Category Archives: adjusting physically

Testing out the Creaky Writing Fingers Again

Hello? Hello? Anybody there?

I guess you can’t see all the blog posts that are in my mind, because they never got written down.

Remember? I started working at the grocery store in June. Two times I crept home from the store and wrote about my experience. Most other days, I collapsed on the couch and pondered the state of my aching knees, hips, feet, shoulders, arms, and hands. Even with that, it took me four months to quit the job, in tears, and begin to heal.

At first, I dreamed about the store. I missed it and had to clothespin my lips closed when I went in to shop lest I blurt out my desire to come back to the familiar pain.

A month of recovery later, my knees could bend without constant pain; my hips went back to their normally schedule programming; and the knot in my back had loosened.

Two months of recovery later, I can walk in the store, buy my pomegranates and cereal and grass-fed beef, and have but a distant memory of stuffing product on shelves, cleaning up after customers (such messy people), and rushing, rushing, rushing to get the unending and unreasonable to-do list a little smaller.

I do miss T., one of the store co-managers, and L., my remarkable boss, and N., a co-worker.

In the quiet of my home, the memory of the non-stop sensory stimulation continues to become more distant. No longer does the advertisement for Forever Stamps echo in my head. The ache in my hands from baling the cardboard has faded. Straightening hundreds of bottles of shampoo and body wash no longer takes up any space in my life.

Retail is kind of brutal, when all is said and done. Local store personnel, dedicated and committed, are constantly dealing with choices made by distant corporate types. Distant corporate types who occasionally come by, unannounced, and see that their minions are doing it all right. The pay is low, the hours are long, the work is hard, and the workers are faithful. Not all of them, of course, but the core group at my store were committed to providing the customer with a great shopping experience. And they did, as great as it can be when the shelves are mostly full of highly processed products, all crying out for attention — Buy me! Extra roll enclosed! See my colorful packaging! New! For a limited time! 
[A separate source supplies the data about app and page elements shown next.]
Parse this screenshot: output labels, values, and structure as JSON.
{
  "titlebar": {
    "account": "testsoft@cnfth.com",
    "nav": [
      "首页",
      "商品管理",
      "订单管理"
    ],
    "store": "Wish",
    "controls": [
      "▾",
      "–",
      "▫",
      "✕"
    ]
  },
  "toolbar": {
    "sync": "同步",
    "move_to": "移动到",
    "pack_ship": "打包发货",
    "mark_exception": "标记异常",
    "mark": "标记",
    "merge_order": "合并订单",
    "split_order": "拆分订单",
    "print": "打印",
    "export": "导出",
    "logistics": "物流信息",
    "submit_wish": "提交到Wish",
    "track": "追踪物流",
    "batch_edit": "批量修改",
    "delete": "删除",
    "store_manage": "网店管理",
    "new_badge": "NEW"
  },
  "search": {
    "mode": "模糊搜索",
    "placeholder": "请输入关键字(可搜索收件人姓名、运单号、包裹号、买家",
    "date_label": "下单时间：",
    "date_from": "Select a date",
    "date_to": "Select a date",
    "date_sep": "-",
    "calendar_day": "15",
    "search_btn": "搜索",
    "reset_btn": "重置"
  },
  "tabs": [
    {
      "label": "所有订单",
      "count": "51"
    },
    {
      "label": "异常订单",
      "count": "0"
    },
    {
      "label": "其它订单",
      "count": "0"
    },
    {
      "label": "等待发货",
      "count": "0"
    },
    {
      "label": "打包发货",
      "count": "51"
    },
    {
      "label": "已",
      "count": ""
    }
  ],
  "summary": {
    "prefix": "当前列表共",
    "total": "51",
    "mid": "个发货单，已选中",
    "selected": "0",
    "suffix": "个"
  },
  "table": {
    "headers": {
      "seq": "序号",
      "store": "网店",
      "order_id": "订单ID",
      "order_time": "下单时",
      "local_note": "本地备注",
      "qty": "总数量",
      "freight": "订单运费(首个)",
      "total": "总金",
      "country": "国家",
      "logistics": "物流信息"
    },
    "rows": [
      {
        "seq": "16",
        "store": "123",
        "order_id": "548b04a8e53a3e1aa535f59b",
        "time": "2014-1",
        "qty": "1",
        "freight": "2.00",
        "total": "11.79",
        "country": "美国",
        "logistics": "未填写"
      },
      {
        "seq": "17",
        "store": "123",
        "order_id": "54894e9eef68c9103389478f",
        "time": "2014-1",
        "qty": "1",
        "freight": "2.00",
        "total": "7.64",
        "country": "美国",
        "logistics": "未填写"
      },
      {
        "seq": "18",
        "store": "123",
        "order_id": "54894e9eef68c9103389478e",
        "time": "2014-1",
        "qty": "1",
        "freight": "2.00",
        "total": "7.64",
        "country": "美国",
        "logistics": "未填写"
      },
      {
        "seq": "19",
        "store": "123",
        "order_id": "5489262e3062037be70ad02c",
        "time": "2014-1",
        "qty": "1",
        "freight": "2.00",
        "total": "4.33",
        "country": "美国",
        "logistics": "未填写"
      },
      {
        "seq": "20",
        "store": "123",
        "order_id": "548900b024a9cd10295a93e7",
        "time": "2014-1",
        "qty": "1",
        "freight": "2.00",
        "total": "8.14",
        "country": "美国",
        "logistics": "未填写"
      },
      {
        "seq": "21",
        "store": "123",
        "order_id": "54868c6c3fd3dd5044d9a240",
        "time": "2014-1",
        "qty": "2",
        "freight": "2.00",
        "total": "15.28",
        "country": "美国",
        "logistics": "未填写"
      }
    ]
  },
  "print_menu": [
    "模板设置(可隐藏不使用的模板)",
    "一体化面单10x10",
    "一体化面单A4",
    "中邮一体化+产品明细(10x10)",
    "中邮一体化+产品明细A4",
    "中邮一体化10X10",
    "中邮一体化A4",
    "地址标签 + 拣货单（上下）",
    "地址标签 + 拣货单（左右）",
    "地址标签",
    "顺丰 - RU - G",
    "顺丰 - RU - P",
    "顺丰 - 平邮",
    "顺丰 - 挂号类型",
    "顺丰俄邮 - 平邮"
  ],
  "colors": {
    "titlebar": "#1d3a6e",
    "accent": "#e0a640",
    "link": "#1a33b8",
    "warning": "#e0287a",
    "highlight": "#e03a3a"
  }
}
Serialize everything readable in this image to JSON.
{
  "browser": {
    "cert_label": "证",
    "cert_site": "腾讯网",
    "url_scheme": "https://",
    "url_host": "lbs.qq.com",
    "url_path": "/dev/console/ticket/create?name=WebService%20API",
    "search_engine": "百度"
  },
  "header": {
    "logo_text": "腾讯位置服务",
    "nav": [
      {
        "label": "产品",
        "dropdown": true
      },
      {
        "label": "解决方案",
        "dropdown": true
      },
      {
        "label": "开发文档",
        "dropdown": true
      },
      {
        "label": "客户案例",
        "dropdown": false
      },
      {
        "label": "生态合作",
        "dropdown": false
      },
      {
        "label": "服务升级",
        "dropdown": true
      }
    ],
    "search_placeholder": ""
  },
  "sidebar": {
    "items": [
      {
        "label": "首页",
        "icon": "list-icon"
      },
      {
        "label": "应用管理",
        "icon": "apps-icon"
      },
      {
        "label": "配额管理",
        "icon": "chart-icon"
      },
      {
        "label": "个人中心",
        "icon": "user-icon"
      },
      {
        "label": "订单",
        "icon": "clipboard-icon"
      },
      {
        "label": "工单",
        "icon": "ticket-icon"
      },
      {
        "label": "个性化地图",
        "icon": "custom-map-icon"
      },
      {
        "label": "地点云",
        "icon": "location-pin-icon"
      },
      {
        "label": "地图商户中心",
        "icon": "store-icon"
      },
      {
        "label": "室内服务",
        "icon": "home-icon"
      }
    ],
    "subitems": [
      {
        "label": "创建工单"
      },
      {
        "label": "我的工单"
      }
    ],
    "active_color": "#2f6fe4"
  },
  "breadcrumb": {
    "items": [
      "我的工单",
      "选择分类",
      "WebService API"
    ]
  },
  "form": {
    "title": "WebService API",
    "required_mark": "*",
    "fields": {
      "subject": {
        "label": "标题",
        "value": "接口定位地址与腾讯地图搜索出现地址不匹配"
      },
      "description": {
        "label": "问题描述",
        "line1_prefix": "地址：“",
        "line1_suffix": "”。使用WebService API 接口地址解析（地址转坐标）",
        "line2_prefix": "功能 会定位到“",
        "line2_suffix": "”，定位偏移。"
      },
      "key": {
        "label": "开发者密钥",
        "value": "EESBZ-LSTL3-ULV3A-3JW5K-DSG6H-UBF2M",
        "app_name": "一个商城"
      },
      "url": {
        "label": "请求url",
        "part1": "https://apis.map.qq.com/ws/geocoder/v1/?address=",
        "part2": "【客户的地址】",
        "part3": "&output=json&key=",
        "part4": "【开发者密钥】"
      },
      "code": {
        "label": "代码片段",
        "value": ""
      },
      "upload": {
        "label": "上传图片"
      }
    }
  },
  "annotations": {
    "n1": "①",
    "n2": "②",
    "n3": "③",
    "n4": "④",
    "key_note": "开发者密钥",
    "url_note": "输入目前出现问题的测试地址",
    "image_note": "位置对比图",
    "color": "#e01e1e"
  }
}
Plenty of other women my age, in my season of life, don’t have the luxury of deciding the job is too physically demanding. If nothing else, that brief foray into working in the retail grocery business opened my eyes to what many people have to do to earn minimum wage.

Testing. Testing. Check 1. 2. 

two weeks later

I’m back!

Since I last wrote, I’ve been focusing on adjusting to the many steps, constant kneeling and standing, lifting, and the unforgiving nature of concrete floors. Poor little feet! Poor back! Poor wrists! But, I think I am finally getting acclimated to the physical demands of my job.

From the first few days, when I was planning to quit every fifteen minutes, I have gotten to the place where I genuinely like this job. It truly is physically challenging, but there are so many little satisfactions with the job.

I love helping the people in the store. From the ones who have the “Which aisle is it in” look on their faces, to the elderly who so appreciate genuine interest and kindness, to people who have fewer financial resources, to the apparently grumpy people who smile when I greet them, each interaction makes me feel so thankful for the opportunity to give something to someone else.

Everyone I work with in my department is younger than I, but several of them have MUCH more experience than I do in this industry and I have much to learn. At the same time, my natural leadership abilities and my customer service orientation offer something to my co-workers, and of course, my customers.

Does this sound like a cover letter for a resume? Ooops!

To top it all off, the realizations just keep coming. Since I stock OTC, I have learned that there is a pill for everything. No, make that FIVE pills for everything. And for some things, there are literally hundreds of choices.

I feel like I live my life in a perpetual state of agog-ness, wherein I discover things that probably most people already know. For instance, Kepler had a couple bouts of diarrhea this winter. I did my preferred medical treatment: have him drink more water, and wait. Oh, and I would worry. He missed quite a bit of school. Color me agog when I see several items on the grocery shelf that deal with the symptoms of diarrhea! See? You already knew that existed, didn’t you. Not me.

In the picture of the tea, notice the box on top is oriented horizontally, and most of the rest are oriented vertically. When I first started stocking shelves, I was all indignant that some of the packages came in with horizontal packaging and sometimes the SAME THING came in with vertical packaging. I attributed this to the evils of marketing, as a secret ploy to get people to BUY MORE! IT’S NEW! It only took me, oh, FOUR WEEKS to realize that most items have horizontal on ONE side and vertical on the OTHER side, so that you can have the product name oriented correctly no matter how you stock your shelves. Doh!

As with the package orientation, I learn much of my job on my own. The instruction is sparse, and if I don’t have my “listening ears” on, sometimes I miss it! The area I am most uneducated in is the merchandising aspect, and I look forward to learning about that.

All in all, I feel like I am a valued member of a team that is serving my community well. And that’s very satisfying to experience in a job.